Soapbox Science is not just about the speakers. Without a supportive team of committed, enthusiastic people, a Soapbox event simply cannot happen. Volunteers play a crucial role in rounding up the public, chatting to them informally about science, supporting the speakers by managing props and helping to calm any pre-box nerves, as well as handing out Soapbox goodies to lucky audience members! But perhaps the most important role of the volunteers is gathering data so we can effectively monitor the success of the event: volunteers carry out the bulk of our streamlined evaluation process, through interviews, observations and counting footfall.
Join us for an afternoon of fun, informal and inspiring science and help challenge ideas about who can be a scientist!
To register your interest, please email: firstname.lastname@example.org
Selected from a competitive pool of researchers, our 12 speakers will be sharing their work in technology, science, medicine and engineering. The speakers and their discussion topics are:
Dr Jana Katharina Schniete (@janitensen), University of Strathclyde “Hunting the secret treasures of microbes”
Helen Brown (@hb_872), MRC PPU, University of Dundee “How do stem cells stay stem cells?”
Winnie Courtene-Jones (@WinnieCJ), Scottish Association for Marine Science “Microplastic pollution from source to sink: let’s dive a little deeper”
Dr Mary Ellen Foster (@MaryEllenFoster), University of Glasgow “Talking to robots: Why don’t we have C-3PO yet — and what would it mean if we did?”
Lara Alshawawreh (@LaraAlshawawreh), Edinburgh Napier University “When a refugee shelter becomes home”
Professor Dr Annette Bussmann-Holder, Max-Planck-Institute for Solid State Research “Why are superconductors super?”
Professor Jacqueline Matthews (@ProfJBMatthews), Moredun Research Institute, Edinburgh “Dealing With the Worms that Turned”
Stephanie Louise Cumberworth (@S_Cumberworth), MRC University of Glasgow Centre for Virus Research “Zika virus and the brain in a dish”

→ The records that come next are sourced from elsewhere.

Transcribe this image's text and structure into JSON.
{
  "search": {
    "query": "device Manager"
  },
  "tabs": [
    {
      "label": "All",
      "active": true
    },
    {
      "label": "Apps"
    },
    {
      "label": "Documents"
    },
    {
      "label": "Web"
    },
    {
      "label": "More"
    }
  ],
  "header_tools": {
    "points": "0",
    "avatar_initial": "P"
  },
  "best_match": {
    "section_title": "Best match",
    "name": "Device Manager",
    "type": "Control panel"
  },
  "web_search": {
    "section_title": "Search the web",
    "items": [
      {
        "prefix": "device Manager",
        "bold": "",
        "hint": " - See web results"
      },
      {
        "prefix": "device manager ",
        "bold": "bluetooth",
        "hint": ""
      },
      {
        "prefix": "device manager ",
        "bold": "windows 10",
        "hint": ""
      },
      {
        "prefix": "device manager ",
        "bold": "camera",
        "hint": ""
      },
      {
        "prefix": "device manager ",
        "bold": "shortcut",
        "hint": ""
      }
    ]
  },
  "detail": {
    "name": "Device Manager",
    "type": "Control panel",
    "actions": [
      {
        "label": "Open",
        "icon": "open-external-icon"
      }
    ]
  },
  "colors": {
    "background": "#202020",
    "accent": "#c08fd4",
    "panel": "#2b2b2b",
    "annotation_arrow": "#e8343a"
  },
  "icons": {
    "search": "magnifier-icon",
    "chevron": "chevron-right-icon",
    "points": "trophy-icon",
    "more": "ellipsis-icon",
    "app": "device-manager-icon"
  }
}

Mome Mukherjee (@MomeEdi), Usher Institute of Population Health Sciences and Informatics, University of Edinburgh “Milk or molecule: Are allergic children in Scotland prescribed appropriate milk formula?”
Dr Amanda Pitkethly (@AmandaPitkethly), Edinburgh Napier University “Exercise is Medicine’”
Najwa Sidqi, Helia Photonics / Heriot-Watt University “Light shapes and colours”
Dr Angela Kydd (@angelabkydd), Edinburgh Napier University “The ‘young old’ are ageist against the ‘old old’: The fear of very old age is profound”